> Activity: Repeat each line of the material below exactly.
(Data for review)
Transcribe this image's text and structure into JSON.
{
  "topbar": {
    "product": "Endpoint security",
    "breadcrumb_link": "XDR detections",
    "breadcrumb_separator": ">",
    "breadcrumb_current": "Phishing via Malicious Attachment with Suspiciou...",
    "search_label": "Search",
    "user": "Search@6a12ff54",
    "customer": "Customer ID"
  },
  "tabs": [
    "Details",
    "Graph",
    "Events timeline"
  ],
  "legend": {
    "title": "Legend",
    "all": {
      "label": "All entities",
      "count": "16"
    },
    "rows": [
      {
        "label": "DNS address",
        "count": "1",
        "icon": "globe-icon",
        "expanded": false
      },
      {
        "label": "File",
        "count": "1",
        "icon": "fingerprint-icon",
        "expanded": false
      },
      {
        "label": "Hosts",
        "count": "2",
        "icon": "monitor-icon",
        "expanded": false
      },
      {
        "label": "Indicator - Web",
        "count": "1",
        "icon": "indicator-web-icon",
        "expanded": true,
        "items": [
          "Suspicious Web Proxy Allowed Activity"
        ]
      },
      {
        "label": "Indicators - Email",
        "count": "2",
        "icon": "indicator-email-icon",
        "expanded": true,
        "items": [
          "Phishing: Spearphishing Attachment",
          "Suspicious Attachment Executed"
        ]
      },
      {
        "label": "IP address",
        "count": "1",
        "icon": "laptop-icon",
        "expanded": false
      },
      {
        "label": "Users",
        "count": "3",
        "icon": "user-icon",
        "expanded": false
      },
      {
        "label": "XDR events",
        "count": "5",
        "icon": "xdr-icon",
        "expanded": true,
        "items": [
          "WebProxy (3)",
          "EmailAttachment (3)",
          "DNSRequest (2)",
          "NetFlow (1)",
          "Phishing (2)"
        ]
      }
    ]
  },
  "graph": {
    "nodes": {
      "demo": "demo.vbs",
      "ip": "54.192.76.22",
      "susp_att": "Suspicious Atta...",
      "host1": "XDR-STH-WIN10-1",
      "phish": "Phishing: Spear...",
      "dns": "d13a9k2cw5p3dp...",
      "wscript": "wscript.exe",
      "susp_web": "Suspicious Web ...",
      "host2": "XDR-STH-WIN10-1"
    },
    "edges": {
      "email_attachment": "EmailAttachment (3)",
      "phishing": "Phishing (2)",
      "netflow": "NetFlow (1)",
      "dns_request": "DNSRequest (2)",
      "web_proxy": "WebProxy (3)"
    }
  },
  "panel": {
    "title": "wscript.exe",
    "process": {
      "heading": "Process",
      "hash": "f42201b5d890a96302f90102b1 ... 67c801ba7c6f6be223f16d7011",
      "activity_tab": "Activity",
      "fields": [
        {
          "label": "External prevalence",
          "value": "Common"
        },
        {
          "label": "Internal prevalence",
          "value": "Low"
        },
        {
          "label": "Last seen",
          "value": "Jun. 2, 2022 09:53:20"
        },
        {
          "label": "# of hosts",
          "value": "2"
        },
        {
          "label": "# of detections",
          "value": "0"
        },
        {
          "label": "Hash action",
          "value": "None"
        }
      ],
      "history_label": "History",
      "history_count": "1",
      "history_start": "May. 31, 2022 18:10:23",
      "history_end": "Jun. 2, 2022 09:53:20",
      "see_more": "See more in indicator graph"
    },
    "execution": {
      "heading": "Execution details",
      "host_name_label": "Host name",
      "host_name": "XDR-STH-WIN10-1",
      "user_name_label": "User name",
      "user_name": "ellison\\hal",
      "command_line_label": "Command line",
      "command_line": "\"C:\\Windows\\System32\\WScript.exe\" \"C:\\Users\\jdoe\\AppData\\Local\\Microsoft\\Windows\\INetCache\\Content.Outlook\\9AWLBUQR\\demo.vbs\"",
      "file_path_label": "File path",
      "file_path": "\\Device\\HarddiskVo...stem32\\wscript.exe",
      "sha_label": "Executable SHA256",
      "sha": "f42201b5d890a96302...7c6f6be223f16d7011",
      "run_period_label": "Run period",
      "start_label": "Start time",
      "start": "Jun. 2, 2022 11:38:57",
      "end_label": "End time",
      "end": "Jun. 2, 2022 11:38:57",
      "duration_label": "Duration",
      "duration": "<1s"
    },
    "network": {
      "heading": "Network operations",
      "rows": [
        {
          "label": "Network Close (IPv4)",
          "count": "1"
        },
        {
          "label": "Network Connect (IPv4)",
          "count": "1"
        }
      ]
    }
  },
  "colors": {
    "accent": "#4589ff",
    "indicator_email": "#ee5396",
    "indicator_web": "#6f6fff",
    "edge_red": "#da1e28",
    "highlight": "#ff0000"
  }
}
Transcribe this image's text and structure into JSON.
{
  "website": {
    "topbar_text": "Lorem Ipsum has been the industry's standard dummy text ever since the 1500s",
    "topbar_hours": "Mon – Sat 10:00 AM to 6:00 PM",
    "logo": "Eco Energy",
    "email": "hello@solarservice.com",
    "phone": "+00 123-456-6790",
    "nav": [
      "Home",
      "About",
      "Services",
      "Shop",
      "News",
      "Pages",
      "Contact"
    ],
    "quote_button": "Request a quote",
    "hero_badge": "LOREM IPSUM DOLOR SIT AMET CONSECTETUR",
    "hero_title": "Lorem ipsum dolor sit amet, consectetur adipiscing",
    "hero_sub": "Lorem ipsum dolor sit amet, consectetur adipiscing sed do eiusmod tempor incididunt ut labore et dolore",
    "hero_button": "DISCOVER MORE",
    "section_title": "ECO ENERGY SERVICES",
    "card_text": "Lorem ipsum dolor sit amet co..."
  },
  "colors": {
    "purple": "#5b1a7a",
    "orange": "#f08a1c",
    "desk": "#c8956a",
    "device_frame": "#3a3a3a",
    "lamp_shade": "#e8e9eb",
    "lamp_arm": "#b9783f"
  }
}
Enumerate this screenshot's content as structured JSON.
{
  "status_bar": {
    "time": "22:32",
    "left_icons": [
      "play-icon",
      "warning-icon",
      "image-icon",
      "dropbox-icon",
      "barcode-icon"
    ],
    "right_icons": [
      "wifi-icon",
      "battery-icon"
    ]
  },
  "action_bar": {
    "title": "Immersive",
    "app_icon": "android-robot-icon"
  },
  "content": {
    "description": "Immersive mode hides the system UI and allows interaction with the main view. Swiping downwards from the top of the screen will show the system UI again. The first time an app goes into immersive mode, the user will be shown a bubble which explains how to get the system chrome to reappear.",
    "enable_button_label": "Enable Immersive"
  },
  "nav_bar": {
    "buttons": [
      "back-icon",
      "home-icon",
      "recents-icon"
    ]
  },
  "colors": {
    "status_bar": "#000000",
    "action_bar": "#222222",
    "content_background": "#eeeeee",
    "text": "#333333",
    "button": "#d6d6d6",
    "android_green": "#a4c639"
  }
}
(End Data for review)
> Task solution:
Transcribe this image's text and structure into JSON.
{
  "topbar": {
    "product": "Endpoint security",
    "breadcrumb_link": "XDR detections",
    "breadcrumb_separator": ">",
    "breadcrumb_current": "Phishing via Malicious Attachment with Suspiciou...",
    "search_label": "Search",
    "user": "Search@6a12ff54",
    "customer": "Customer ID"
  },
  "tabs": [
    "Details",
    "Graph",
    "Events timeline"
  ],
  "legend": {
    "title": "Legend",
    "all": {
      "label": "All entities",
      "count": "16"
    },
    "rows": [
      {
        "label": "DNS address",
        "count": "1",
        "icon": "globe-icon",
        "expanded": false
      },
      {
        "label": "File",
        "count": "1",
        "icon": "fingerprint-icon",
        "expanded": false
      },
      {
        "label": "Hosts",
        "count": "2",
        "icon": "monitor-icon",
        "expanded": false
      },
      {
        "label": "Indicator - Web",
        "count": "1",
        "icon": "indicator-web-icon",
        "expanded": true,
        "items": [
          "Suspicious Web Proxy Allowed Activity"
        ]
      },
      {
        "label": "Indicators - Email",
        "count": "2",
        "icon": "indicator-email-icon",
        "expanded": true,
        "items": [
          "Phishing: Spearphishing Attachment",
          "Suspicious Attachment Executed"
        ]
      },
      {
        "label": "IP address",
        "count": "1",
        "icon": "laptop-icon",
        "expanded": false
      },
      {
        "label": "Users",
        "count": "3",
        "icon": "user-icon",
        "expanded": false
      },
      {
        "label": "XDR events",
        "count": "5",
        "icon": "xdr-icon",
        "expanded": true,
        "items": [
          "WebProxy (3)",
          "EmailAttachment (3)",
          "DNSRequest (2)",
          "NetFlow (1)",
          "Phishing (2)"
        ]
      }
    ]
  },
  "graph": {
    "nodes": {
      "demo": "demo.vbs",
      "ip": "54.192.76.22",
      "susp_att": "Suspicious Atta...",
      "host1": "XDR-STH-WIN10-1",
      "phish": "Phishing: Spear...",
      "dns": "d13a9k2cw5p3dp...",
      "wscript": "wscript.exe",
      "susp_web": "Suspicious Web ...",
      "host2": "XDR-STH-WIN10-1"
    },
    "edges": {
      "email_attachment": "EmailAttachment (3)",
      "phishing": "Phishing (2)",
      "netflow": "NetFlow (1)",
      "dns_request": "DNSRequest (2)",
      "web_proxy": "WebProxy (3)"
    }
  },
  "panel": {
    "title": "wscript.exe",
    "process": {
      "heading": "Process",
      "hash": "f42201b5d890a96302f90102b1 ... 67c801ba7c6f6be223f16d7011",
      "activity_tab": "Activity",
      "fields": [
        {
          "label": "External prevalence",
          "value": "Common"
        },
        {
          "label": "Internal prevalence",
          "value": "Low"
        },
        {
          "label": "Last seen",
          "value": "Jun. 2, 2022 09:53:20"
        },
        {
          "label": "# of hosts",
          "value": "2"
        },
        {
          "label": "# of detections",
          "value": "0"
        },
        {
          "label": "Hash action",
          "value": "None"
        }
      ],
      "history_label": "History",
      "history_count": "1",
      "history_start": "May. 31, 2022 18:10:23",
      "history_end": "Jun. 2, 2022 09:53:20",
      "see_more": "See more in indicator graph"
    },
    "execution": {
      "heading": "Execution details",
      "host_name_label": "Host name",
      "host_name": "XDR-STH-WIN10-1",
      "user_name_label": "User name",
      "user_name": "ellison\\hal",
      "command_line_label": "Command line",
      "command_line": "\"C:\\Windows\\System32\\WScript.exe\" \"C:\\Users\\jdoe\\AppData\\Local\\Microsoft\\Windows\\INetCache\\Content.Outlook\\9AWLBUQR\\demo.vbs\"",
      "file_path_label": "File path",
      "file_path": "\\Device\\HarddiskVo...stem32\\wscript.exe",
      "sha_label": "Executable SHA256",
      "sha": "f42201b5d890a96302...7c6f6be223f16d7011",
      "run_period_label": "Run period",
      "start_label": "Start time",
      "start": "Jun. 2, 2022 11:38:57",
      "end_label": "End time",
      "end": "Jun. 2, 2022 11:38:57",
      "duration_label": "Duration",
      "duration": "<1s"
    },
    "network": {
      "heading": "Network operations",
      "rows": [
        {
          "label": "Network Close (IPv4)",
          "count": "1"
        },
        {
          "label": "Network Connect (IPv4)",
          "count": "1"
        }
      ]
    }
  },
  "colors": {
    "accent": "#4589ff",
    "indicator_email": "#ee5396",
    "indicator_web": "#6f6fff",
    "edge_red": "#da1e28",
    "highlight": "#ff0000"
  }
}
Transcribe this image's text and structure into JSON.
{
  "website": {
    "topbar_text": "Lorem Ipsum has been the industry's standard dummy text ever since the 1500s",
    "topbar_hours": "Mon – Sat 10:00 AM to 6:00 PM",
    "logo": "Eco Energy",
    "email": "hello@solarservice.com",
    "phone": "+00 123-456-6790",
    "nav": [
      "Home",
      "About",
      "Services",
      "Shop",
      "News",
      "Pages",
      "Contact"
    ],
    "quote_button": "Request a quote",
    "hero_badge": "LOREM IPSUM DOLOR SIT AMET CONSECTETUR",
    "hero_title": "Lorem ipsum dolor sit amet, consectetur adipiscing",
    "hero_sub": "Lorem ipsum dolor sit amet, consectetur adipiscing sed do eiusmod tempor incididunt ut labore et dolore",
    "hero_button": "DISCOVER MORE",
    "section_title": "ECO ENERGY SERVICES",
    "card_text": "Lorem ipsum dolor sit amet co..."
  },
  "colors": {
    "purple": "#5b1a7a",
    "orange": "#f08a1c",
    "desk": "#c8956a",
    "device_frame": "#3a3a3a",
    "lamp_shade": "#e8e9eb",
    "lamp_arm": "#b9783f"
  }
}
Enumerate this screenshot's content as structured JSON.
{
  "status_bar": {
    "time": "22:32",
    "left_icons": [
      "play-icon",
      "warning-icon",
      "image-icon",
      "dropbox-icon",
      "barcode-icon"
    ],
    "right_icons": [
      "wifi-icon",
      "battery-icon"
    ]
  },
  "action_bar": {
    "title": "Immersive",
    "app_icon": "android-robot-icon"
  },
  "content": {
    "description": "Immersive mode hides the system UI and allows interaction with the main view. Swiping downwards from the top of the screen will show the system UI again. The first time an app goes into immersive mode, the user will be shown a bubble which explains how to get the system chrome to reappear.",
    "enable_button_label": "Enable Immersive"
  },
  "nav_bar": {
    "buttons": [
      "back-icon",
      "home-icon",
      "recents-icon"
    ]
  },
  "colors": {
    "status_bar": "#000000",
    "action_bar": "#222222",
    "content_background": "#eeeeee",
    "text": "#333333",
    "button": "#d6d6d6",
    "android_green": "#a4c639"
  }
}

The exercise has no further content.